(Activity) Which lines in the records below include the word "Smart"? Report each of them in full.

(Data to process)

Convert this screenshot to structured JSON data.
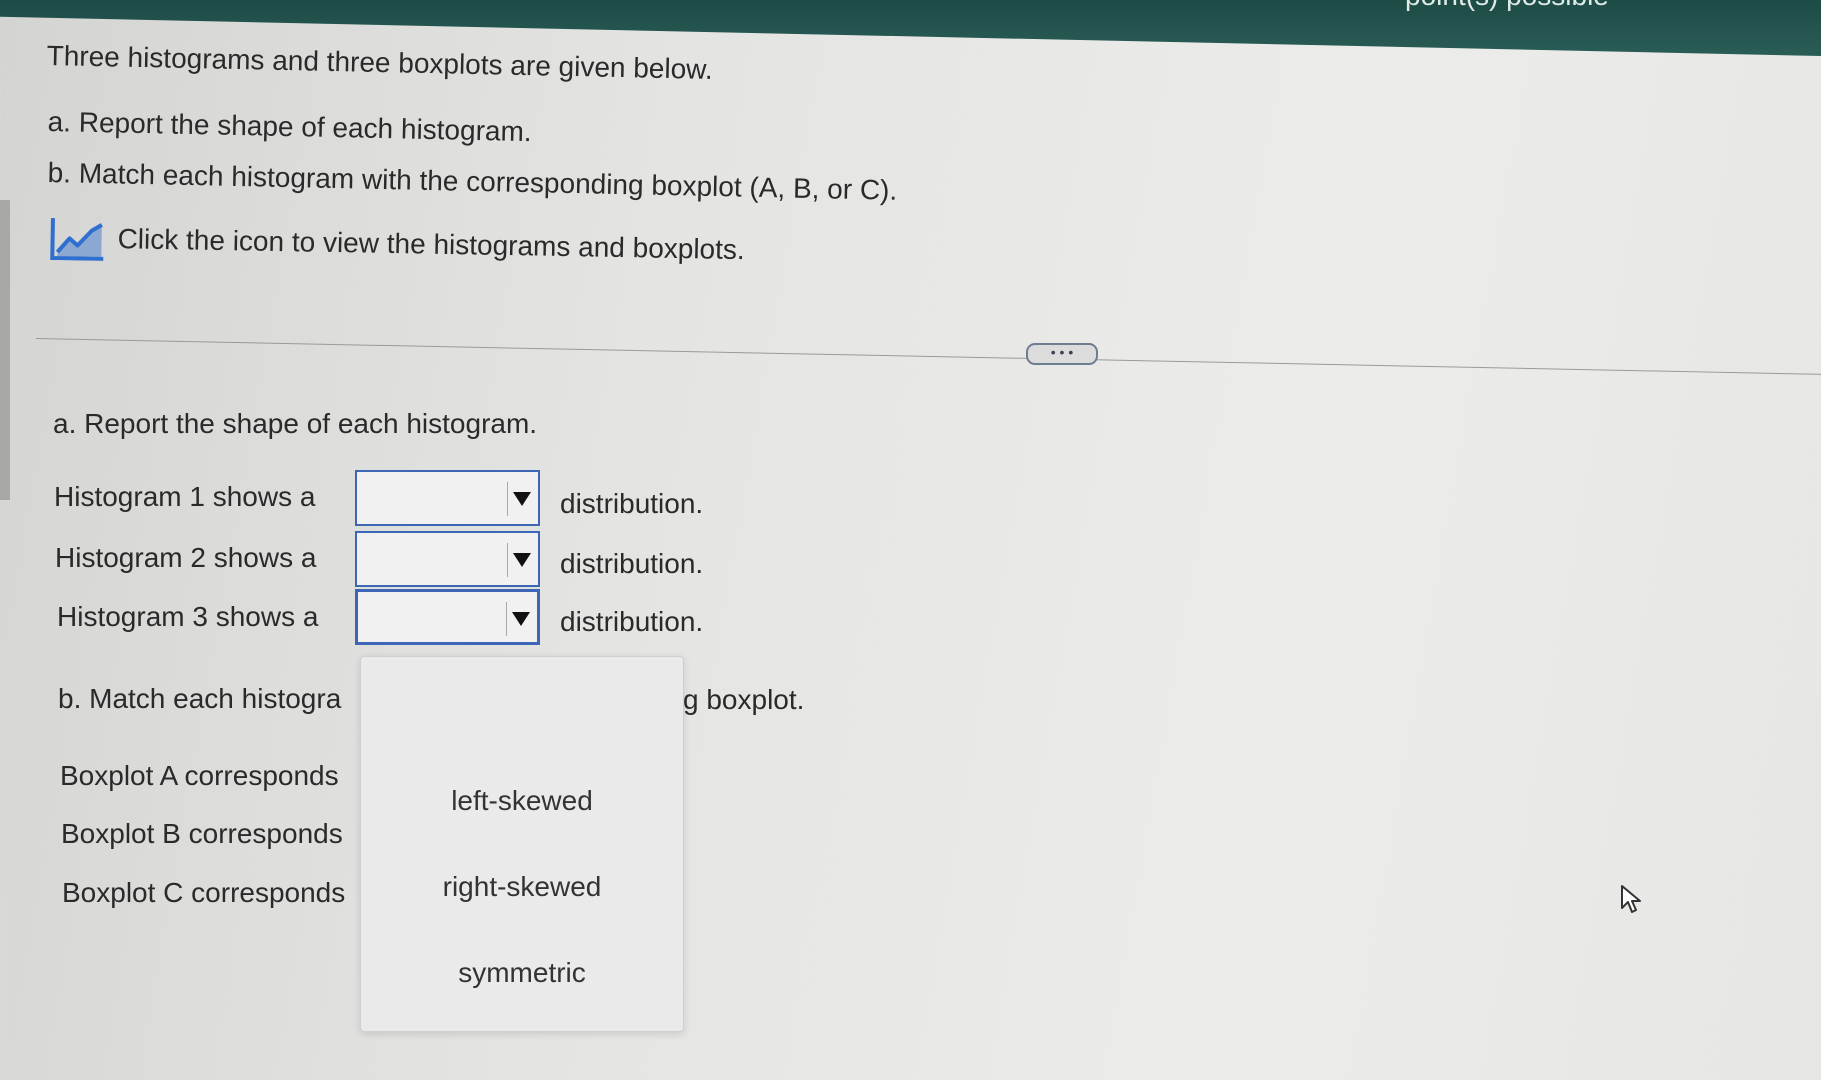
{
  "header": {
    "points_text": "point(s) possible"
  },
  "question": {
    "intro": "Three histograms and three boxplots are given below.",
    "part_a": "a. Report the shape of each histogram.",
    "part_b": "b. Match each histogram with the corresponding boxplot (A, B, or C).",
    "icon_text": "Click the icon to view the histograms and boxplots.",
    "icon": "line-chart-icon"
  },
  "more_button": "• • •",
  "section_a": {
    "title": "a. Report the shape of each histogram.",
    "rows": [
      {
        "label": "Histogram 1 shows a",
        "value": "",
        "suffix": "distribution."
      },
      {
        "label": "Histogram 2 shows a",
        "value": "",
        "suffix": "distribution."
      },
      {
        "label": "Histogram 3 shows a",
        "value": "",
        "suffix": "distribution."
      }
    ]
  },
  "section_b": {
    "title_left": "b. Match each histogra",
    "title_right": "g boxplot.",
    "rows": [
      "Boxplot A corresponds",
      "Boxplot B corresponds",
      "Boxplot C corresponds"
    ]
  },
  "dropdown_options": [
    "left-skewed",
    "right-skewed",
    "symmetric"
  ],
  "colors": {
    "header": "#1d4b45",
    "select_border": "#3d66b6",
    "icon_blue": "#2f6fd0"
  }
}
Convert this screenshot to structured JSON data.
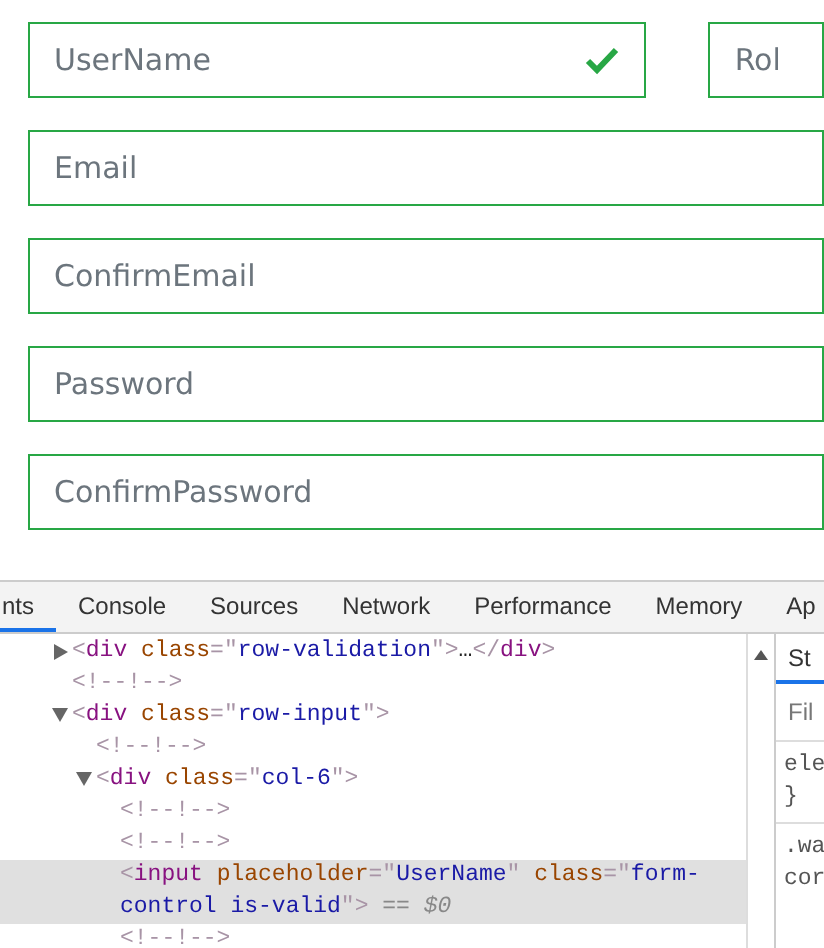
{
  "form": {
    "rows": [
      {
        "fields": [
          {
            "placeholder": "UserName",
            "valid": true,
            "check": true
          },
          {
            "placeholder": "Rol",
            "valid": true,
            "check": false
          }
        ]
      },
      {
        "fields": [
          {
            "placeholder": "Email",
            "valid": true,
            "check": false
          }
        ]
      },
      {
        "fields": [
          {
            "placeholder": "ConfirmEmail",
            "valid": true,
            "check": false
          }
        ]
      },
      {
        "fields": [
          {
            "placeholder": "Password",
            "valid": true,
            "check": false
          }
        ]
      },
      {
        "fields": [
          {
            "placeholder": "ConfirmPassword",
            "valid": true,
            "check": false
          }
        ]
      }
    ]
  },
  "devtools": {
    "tabs": [
      {
        "label": "nts",
        "selected": true
      },
      {
        "label": "Console",
        "selected": false
      },
      {
        "label": "Sources",
        "selected": false
      },
      {
        "label": "Network",
        "selected": false
      },
      {
        "label": "Performance",
        "selected": false
      },
      {
        "label": "Memory",
        "selected": false
      },
      {
        "label": "Ap",
        "selected": false
      }
    ],
    "dom_tree": [
      {
        "expanded": false,
        "selected": false,
        "tokens": [
          {
            "kind": "punct",
            "text": "<"
          },
          {
            "kind": "tag",
            "text": "div"
          },
          {
            "kind": "attr",
            "text": " class"
          },
          {
            "kind": "punct",
            "text": "=\""
          },
          {
            "kind": "value",
            "text": "row-validation"
          },
          {
            "kind": "punct",
            "text": "\">"
          },
          {
            "kind": "plain",
            "text": "…"
          },
          {
            "kind": "punct",
            "text": "</"
          },
          {
            "kind": "tag",
            "text": "div"
          },
          {
            "kind": "punct",
            "text": ">"
          }
        ]
      },
      {
        "selected": false,
        "tokens": [
          {
            "kind": "punct",
            "text": "<!--!-->"
          }
        ]
      },
      {
        "expanded": true,
        "selected": false,
        "tokens": [
          {
            "kind": "punct",
            "text": "<"
          },
          {
            "kind": "tag",
            "text": "div"
          },
          {
            "kind": "attr",
            "text": " class"
          },
          {
            "kind": "punct",
            "text": "=\""
          },
          {
            "kind": "value",
            "text": "row-input"
          },
          {
            "kind": "punct",
            "text": "\">"
          }
        ],
        "children": [
          {
            "selected": false,
            "tokens": [
              {
                "kind": "punct",
                "text": "<!--!-->"
              }
            ]
          },
          {
            "expanded": true,
            "selected": false,
            "tokens": [
              {
                "kind": "punct",
                "text": "<"
              },
              {
                "kind": "tag",
                "text": "div"
              },
              {
                "kind": "attr",
                "text": " class"
              },
              {
                "kind": "punct",
                "text": "=\""
              },
              {
                "kind": "value",
                "text": "col-6"
              },
              {
                "kind": "punct",
                "text": "\">"
              }
            ],
            "children": [
              {
                "selected": false,
                "tokens": [
                  {
                    "kind": "punct",
                    "text": "<!--!-->"
                  }
                ]
              },
              {
                "selected": false,
                "tokens": [
                  {
                    "kind": "punct",
                    "text": "<!--!-->"
                  }
                ]
              },
              {
                "selected": true,
                "tokens": [
                  {
                    "kind": "punct",
                    "text": "<"
                  },
                  {
                    "kind": "tag",
                    "text": "input"
                  },
                  {
                    "kind": "attr",
                    "text": " placeholder"
                  },
                  {
                    "kind": "punct",
                    "text": "=\""
                  },
                  {
                    "kind": "value",
                    "text": "UserName"
                  },
                  {
                    "kind": "punct",
                    "text": "\""
                  },
                  {
                    "kind": "attr",
                    "text": " class"
                  },
                  {
                    "kind": "punct",
                    "text": "=\""
                  },
                  {
                    "kind": "value",
                    "text": "form-control is-valid"
                  },
                  {
                    "kind": "punct",
                    "text": "\">"
                  },
                  {
                    "kind": "note",
                    "text": " == $0"
                  }
                ]
              },
              {
                "selected": false,
                "tokens": [
                  {
                    "kind": "punct",
                    "text": "<!--!-->"
                  }
                ]
              }
            ]
          }
        ]
      }
    ],
    "styles_pane": {
      "tab": {
        "label": "St",
        "selected": true
      },
      "filter": {
        "placeholder": "Fil"
      },
      "lines": [
        "ele",
        "}"
      ],
      "rule_lines": [
        ".wa",
        "cor"
      ]
    }
  }
}
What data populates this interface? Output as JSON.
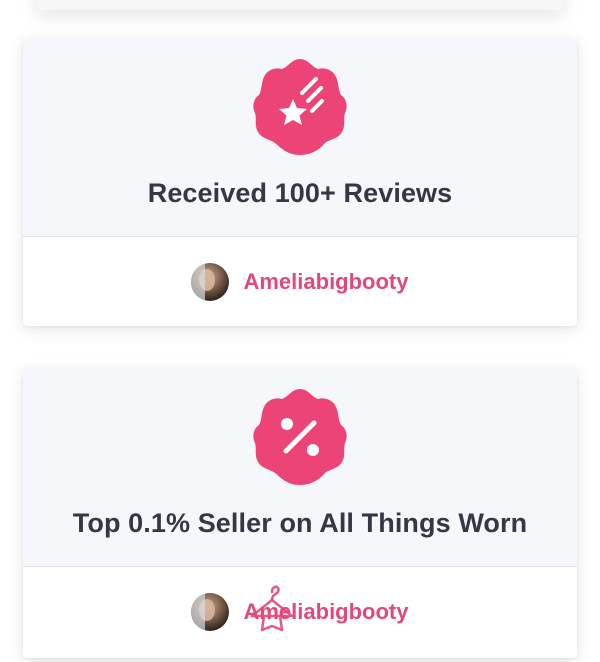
{
  "cards": [
    {
      "title": "Received 100+ Reviews",
      "badge_icon": "shooting-star-icon",
      "username": "Ameliabigbooty"
    },
    {
      "title": "Top 0.1% Seller on All Things Worn",
      "badge_icon": "percent-icon",
      "username": "Ameliabigbooty"
    }
  ],
  "colors": {
    "accent": "#ec4476",
    "title_text": "#343746",
    "card_header_bg": "#f6f7fa"
  },
  "watermark_icon": "hanger-icon"
}
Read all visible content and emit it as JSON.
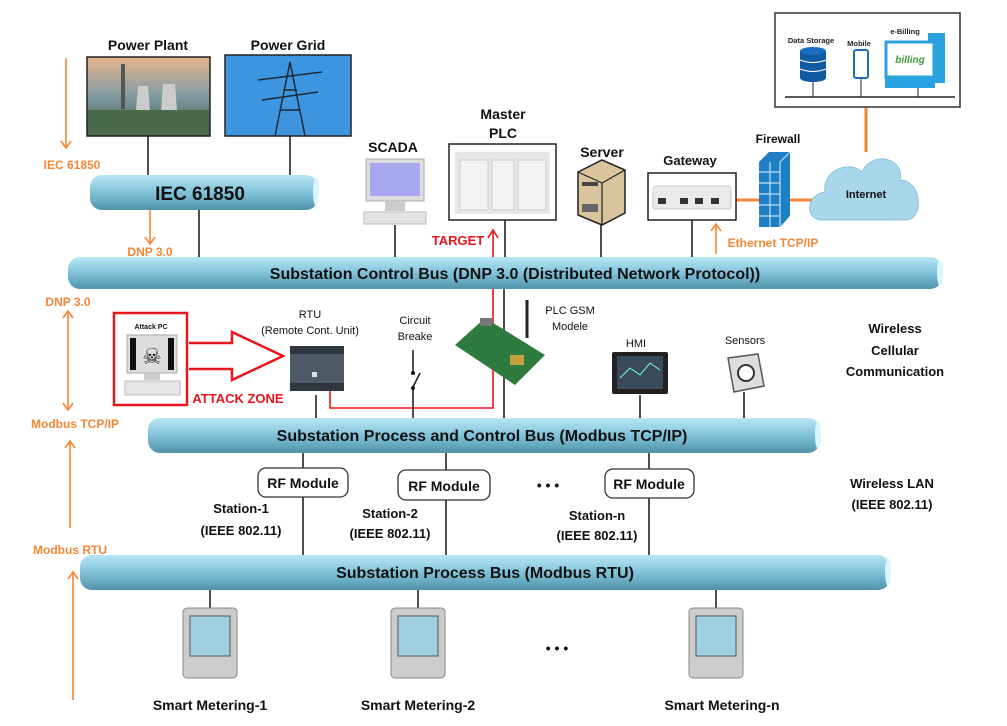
{
  "colors": {
    "bus": "#7fc4dc",
    "orange": "#f58634",
    "attack_red": "#e8141c",
    "firewall": "#1f7fc4",
    "cloud": "#a9d7ea"
  },
  "sources": {
    "power_plant": "Power Plant",
    "power_grid": "Power Grid"
  },
  "buses": {
    "iec": "IEC 61850",
    "control": "Substation Control Bus (DNP 3.0 (Distributed Network Protocol))",
    "process_control": "Substation Process and Control Bus (Modbus TCP/IP)",
    "process": "Substation Process Bus (Modbus RTU)"
  },
  "protocol_labels": {
    "iec": "IEC 61850",
    "dnp_mid": "DNP 3.0",
    "dnp_left": "DNP 3.0",
    "modbus_tcp": "Modbus TCP/IP",
    "modbus_rtu": "Modbus RTU",
    "ethernet": "Ethernet TCP/IP"
  },
  "control_devices": {
    "scada": "SCADA",
    "master_plc_1": "Master",
    "master_plc_2": "PLC",
    "target": "TARGET",
    "server": "Server",
    "gateway": "Gateway",
    "firewall": "Firewall",
    "internet": "Internet"
  },
  "cloud_services": {
    "data_storage": "Data Storage",
    "mobile": "Mobile",
    "ebilling": "e-Billing",
    "billing_logo": "billing"
  },
  "field_devices": {
    "attack_pc": "Attack PC",
    "attack_zone": "ATTACK ZONE",
    "rtu_1": "RTU",
    "rtu_2": "(Remote Cont. Unit)",
    "breaker_1": "Circuit",
    "breaker_2": "Breake",
    "gsm_1": "PLC GSM",
    "gsm_2": "Modele",
    "hmi": "HMI",
    "sensors": "Sensors",
    "wireless_1": "Wireless",
    "wireless_2": "Cellular",
    "wireless_3": "Communication"
  },
  "stations": [
    {
      "rf": "RF Module",
      "name": "Station-1",
      "std": "(IEEE 802.11)"
    },
    {
      "rf": "RF Module",
      "name": "Station-2",
      "std": "(IEEE 802.11)"
    },
    {
      "rf": "RF Module",
      "name": "Station-n",
      "std": "(IEEE 802.11)"
    }
  ],
  "ellipsis": "• • •",
  "wireless_lan_1": "Wireless LAN",
  "wireless_lan_2": "(IEEE 802.11)",
  "meters": [
    "Smart Metering-1",
    "Smart Metering-2",
    "Smart Metering-n"
  ]
}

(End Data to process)

(Answer to the exercise)
    "Smart Metering-1",
    "Smart Metering-2",
    "Smart Metering-n"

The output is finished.